▶ [Work order] Would you show every line from the records that holds "自然资源部关于发布"?

▶ [Source data]
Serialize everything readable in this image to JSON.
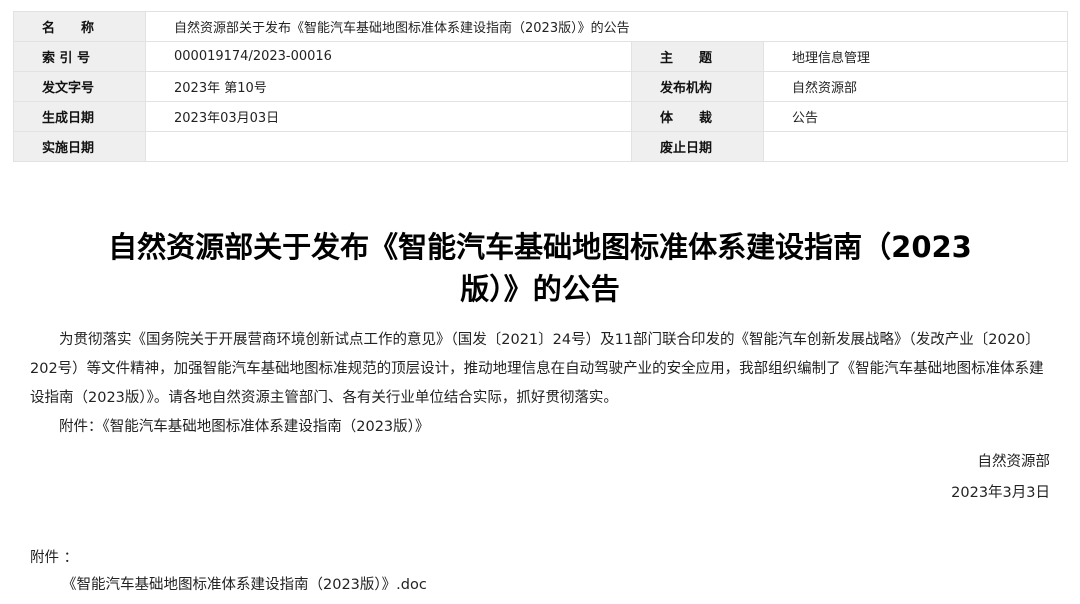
{
  "meta": {
    "name_label": "名　　称",
    "name_value": "自然资源部关于发布《智能汽车基础地图标准体系建设指南（2023版）》的公告",
    "index_label": "索 引 号",
    "index_value": "000019174/2023-00016",
    "subject_label": "主　　题",
    "subject_value": "地理信息管理",
    "doc_no_label": "发文字号",
    "doc_no_value": "2023年 第10号",
    "issuer_label": "发布机构",
    "issuer_value": "自然资源部",
    "date_label": "生成日期",
    "date_value": "2023年03月03日",
    "genre_label": "体　　裁",
    "genre_value": "公告",
    "effective_label": "实施日期",
    "effective_value": "",
    "abolish_label": "废止日期",
    "abolish_value": ""
  },
  "article": {
    "title": "自然资源部关于发布《智能汽车基础地图标准体系建设指南（2023版）》的公告",
    "paragraph1": "为贯彻落实《国务院关于开展营商环境创新试点工作的意见》（国发〔2021〕24号）及11部门联合印发的《智能汽车创新发展战略》（发改产业〔2020〕202号）等文件精神，加强智能汽车基础地图标准规范的顶层设计，推动地理信息在自动驾驶产业的安全应用，我部组织编制了《智能汽车基础地图标准体系建设指南（2023版）》。请各地自然资源主管部门、各有关行业单位结合实际，抓好贯彻落实。",
    "paragraph2": "附件：《智能汽车基础地图标准体系建设指南（2023版）》",
    "signature_org": "自然资源部",
    "signature_date": "2023年3月3日"
  },
  "attachments": {
    "label": "附件 ：",
    "file": "《智能汽车基础地图标准体系建设指南（2023版）》.doc"
  }
}
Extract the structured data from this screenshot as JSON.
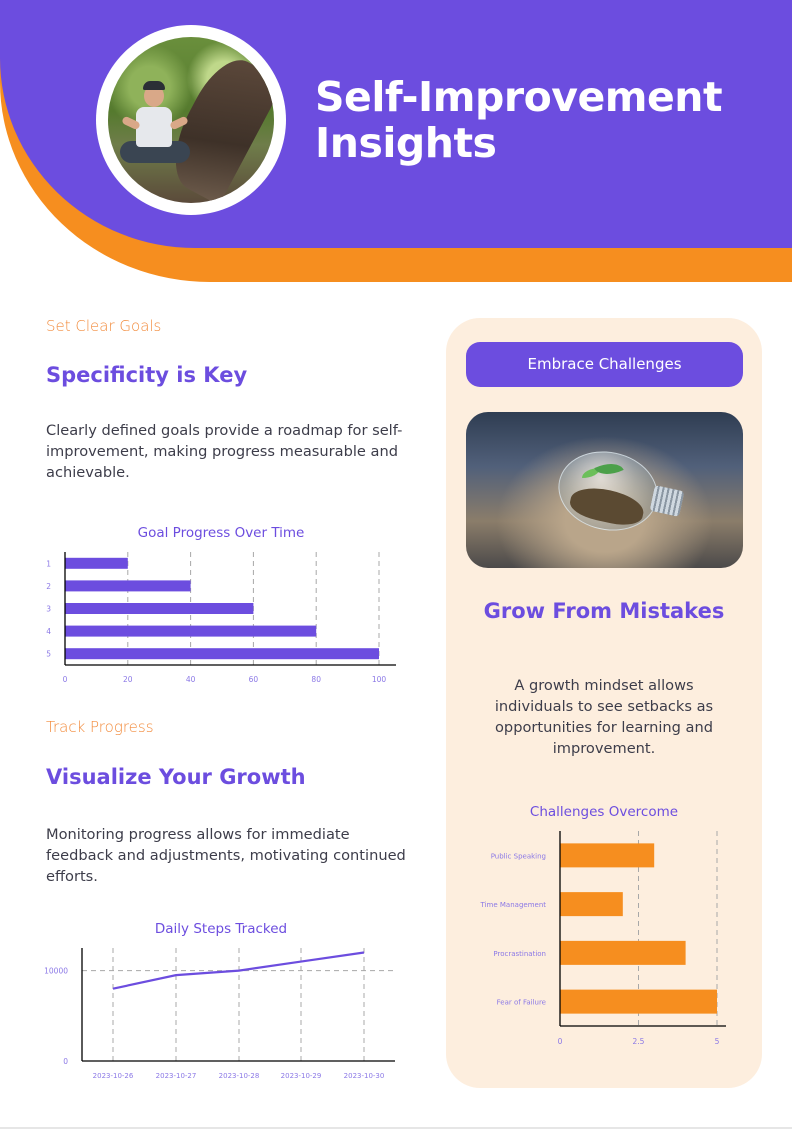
{
  "header": {
    "title_line1": "Self-Improvement",
    "title_line2": "Insights",
    "avatar_alt": "Person meditating in a forest",
    "colors": {
      "primary": "#6c4ddf",
      "accent": "#f68e1f"
    }
  },
  "section1": {
    "eyebrow": "Set Clear Goals",
    "heading": "Specificity is Key",
    "body": "Clearly defined goals provide a roadmap for self-improvement, making progress measurable and achievable."
  },
  "section2": {
    "eyebrow": "Track Progress",
    "heading": "Visualize Your Growth",
    "body": "Monitoring progress allows for immediate feedback and adjustments, motivating continued efforts."
  },
  "panel": {
    "button_label": "Embrace Challenges",
    "image_alt": "Seedling growing inside a light bulb",
    "heading": "Grow From Mistakes",
    "body": "A growth mindset allows individuals to see setbacks as opportunities for learning and improvement.",
    "background": "#fdeede"
  },
  "chart_data": [
    {
      "type": "bar",
      "orientation": "horizontal",
      "title": "Goal Progress Over Time",
      "categories": [
        "1",
        "2",
        "3",
        "4",
        "5"
      ],
      "values": [
        20,
        40,
        60,
        80,
        100
      ],
      "xlabel": "",
      "ylabel": "",
      "xlim": [
        0,
        100
      ],
      "xticks": [
        0,
        20,
        40,
        60,
        80,
        100
      ],
      "grid": "vertical dashed",
      "color": "#6c4ddf"
    },
    {
      "type": "line",
      "title": "Daily Steps Tracked",
      "x": [
        "2023-10-26",
        "2023-10-27",
        "2023-10-28",
        "2023-10-29",
        "2023-10-30"
      ],
      "values": [
        8000,
        9500,
        10000,
        11000,
        12000
      ],
      "xlabel": "",
      "ylabel": "",
      "ylim": [
        0,
        12500
      ],
      "yticks": [
        0,
        10000
      ],
      "grid": "dashed",
      "color": "#6c4ddf"
    },
    {
      "type": "bar",
      "orientation": "horizontal",
      "title": "Challenges Overcome",
      "categories": [
        "Public Speaking",
        "Time Management",
        "Procrastination",
        "Fear of Failure"
      ],
      "values": [
        3,
        2,
        4,
        5
      ],
      "xlabel": "",
      "ylabel": "",
      "xlim": [
        0,
        5
      ],
      "xticks": [
        0,
        2.5,
        5
      ],
      "grid": "vertical dashed",
      "color": "#f68e1f"
    }
  ]
}
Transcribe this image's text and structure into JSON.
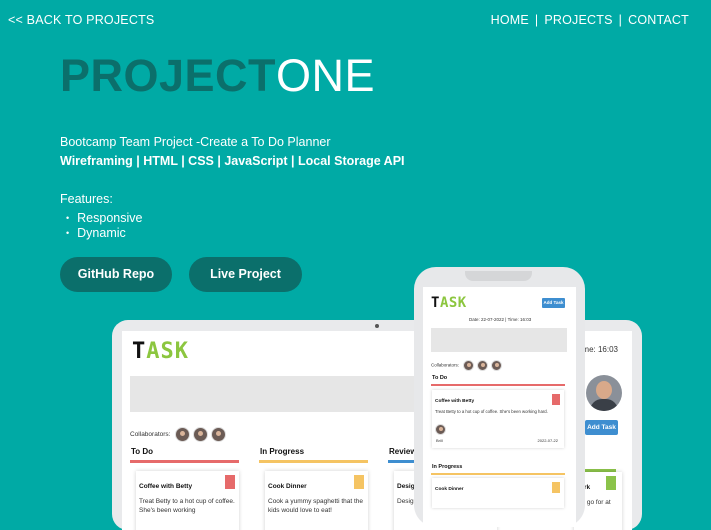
{
  "nav": {
    "back": "<< BACK TO PROJECTS",
    "links": [
      "HOME",
      "PROJECTS",
      "CONTACT"
    ],
    "separator": "|"
  },
  "hero": {
    "title_bold": "PROJECT",
    "title_light": "ONE",
    "subtitle": "Bootcamp Team Project -Create a To Do Planner",
    "tech": "Wireframing | HTML | CSS | JavaScript | Local Storage API",
    "features_label": "Features:",
    "features": [
      "Responsive",
      "Dynamic"
    ],
    "buttons": {
      "github": "GitHub Repo",
      "live": "Live Project"
    }
  },
  "colors": {
    "background": "#00aaa5",
    "accent_dark": "#0b6f6b",
    "todo_red": "#e66a6a",
    "progress_yellow": "#f5c463",
    "review_blue": "#3e8ed0",
    "done_green": "#8bc34a"
  },
  "tablet": {
    "logo_t": "T",
    "logo_ask": "ASK",
    "date_time": "| Time: 16:03",
    "collaborators": "Collaborators:",
    "add_task": "Add Task",
    "columns": [
      {
        "head": "To Do",
        "card_title": "Coffee with Betty",
        "card_desc": "Treat Betty to a hot cup of coffee. She's been working"
      },
      {
        "head": "In Progress",
        "card_title": "Cook Dinner",
        "card_desc": "Cook a yummy spaghetti that the kids would love to eat!"
      },
      {
        "head": "Review",
        "card_title": "Design",
        "card_desc": "Design the Ta"
      }
    ],
    "right_card_title": "Park",
    "right_card_desc": "up, go for at"
  },
  "phone": {
    "logo_t": "T",
    "logo_ask": "ASK",
    "add_task": "Add Task",
    "date": "Date: 22-07-2022 | Time: 16:03",
    "collaborators": "Collaborators:",
    "todo_head": "To Do",
    "todo_card_title": "Coffee with Betty",
    "todo_card_desc": "Treat Betty to a hot cup of coffee. She's been working hard.",
    "todo_card_who": "Brill",
    "todo_card_due": "2022-07-22",
    "progress_head": "In Progress",
    "progress_card_title": "Cook Dinner"
  }
}
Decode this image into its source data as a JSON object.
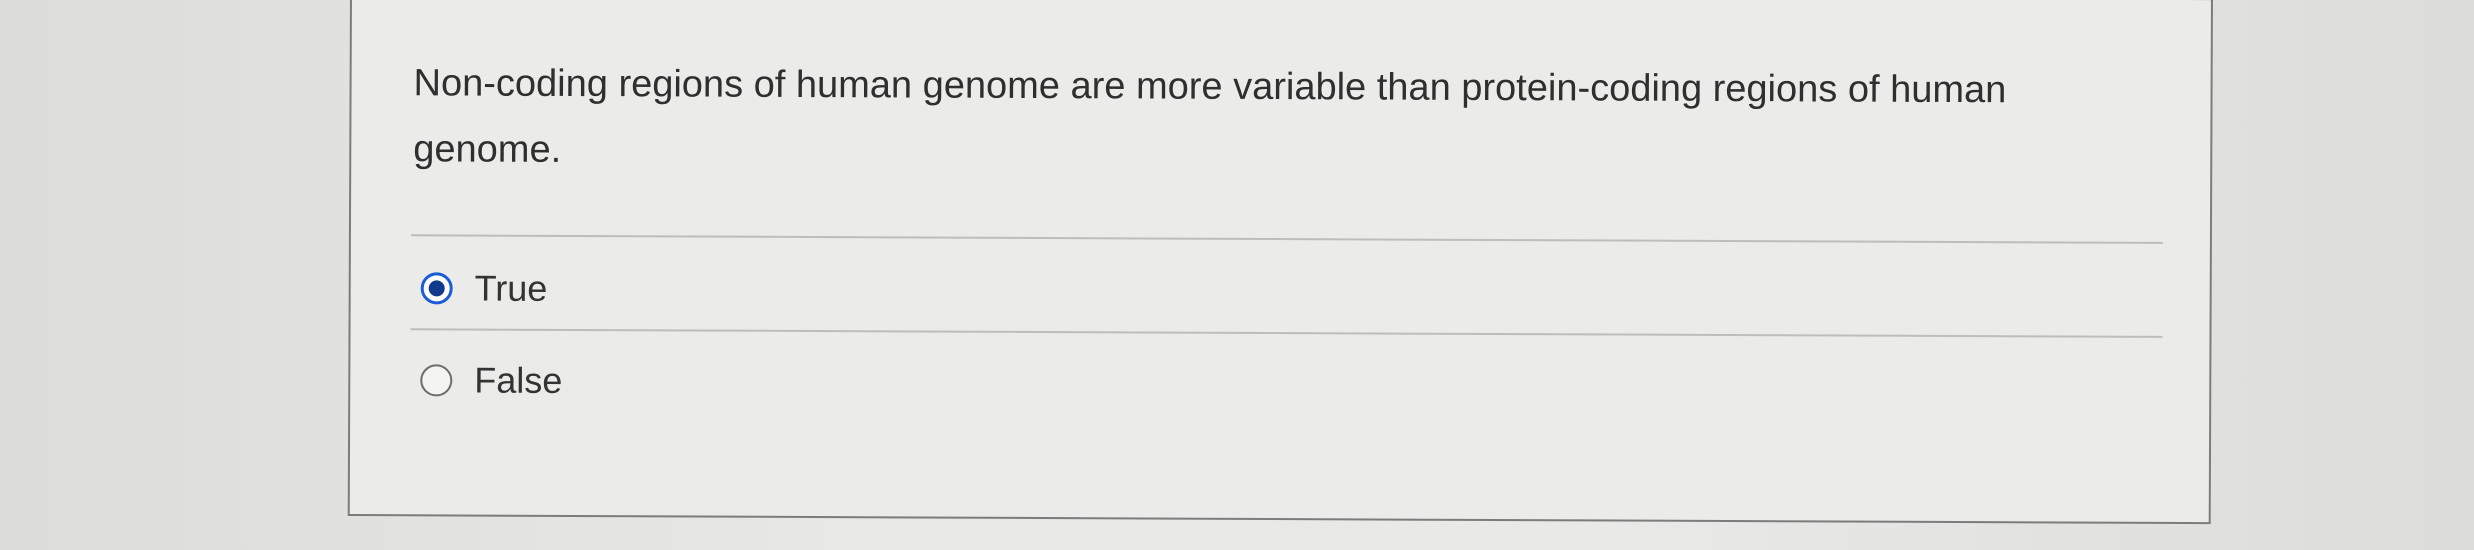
{
  "question": {
    "text": "Non-coding regions of human genome are more variable than protein-coding regions of human genome."
  },
  "options": [
    {
      "label": "True",
      "selected": true
    },
    {
      "label": "False",
      "selected": false
    }
  ],
  "colors": {
    "radio_selected": "#1a5cd6",
    "radio_selected_dot": "#123a8a",
    "card_border": "#7c7c7c"
  }
}
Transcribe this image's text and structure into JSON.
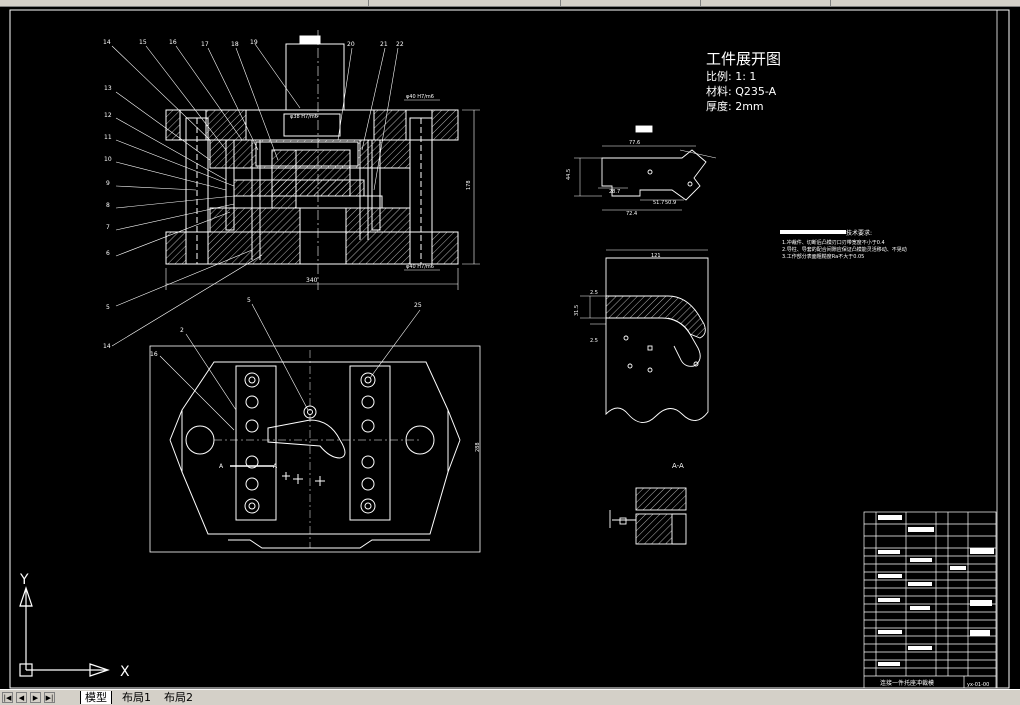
{
  "workpiece": {
    "title": "工件展开图",
    "scale": "比例: 1: 1",
    "material": "材料: Q235-A",
    "thickness": "厚度: 2mm"
  },
  "tech_requirements": {
    "heading": "技术要求:",
    "items": [
      "1.冲裁件、切断后凸模刃口刃带宽度不小于0.4",
      "2.导柱、导套的配合间隙应保证凸模能灵活移动、不晃动",
      "3.工作部分表面粗糙度Ra不大于0.05"
    ]
  },
  "section_label": "A-A",
  "callouts": {
    "top": [
      "14",
      "15",
      "16",
      "17",
      "18",
      "19",
      "20",
      "21",
      "22"
    ],
    "left": [
      "13",
      "12",
      "11",
      "10",
      "9",
      "8",
      "7",
      "6",
      "5",
      "14"
    ],
    "plan": [
      "2",
      "16",
      "5",
      "25"
    ],
    "section_marks": [
      "A",
      "A"
    ]
  },
  "dimensions": {
    "base_width": "340",
    "total_height": "178",
    "plan_height": "288",
    "bush_top": "φ40 H7/m6",
    "bush_bottom": "φ40 H7/m6",
    "punch_fit": "φ38 H7/m6",
    "blank_w1": "77.6",
    "blank_w2": "72.4",
    "blank_w3": "51.7",
    "blank_w4": "28.7",
    "blank_w5": "50.9",
    "blank_h": "44.5",
    "view_width": "121",
    "dim_a": "2.5",
    "dim_b": "31.5",
    "dim_c": "2.5"
  },
  "title_block": {
    "name": "连接一件托座冲裁模",
    "code": "yx-01-00"
  },
  "ucs": {
    "x_label": "X",
    "y_label": "Y"
  },
  "tabs": {
    "model": "模型",
    "layout1": "布局1",
    "layout2": "布局2"
  },
  "colors": {
    "background": "#000000",
    "line": "#ffffff",
    "chrome": "#d4d0c8"
  }
}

▶ [Answer to this task]
    "name_value": "自然资源部关于发布《智能汽车基础地图标准体系建设指南（2023版）》的公告",
    "title": "自然资源部关于发布《智能汽车基础地图标准体系建设指南（2023版）》的公告",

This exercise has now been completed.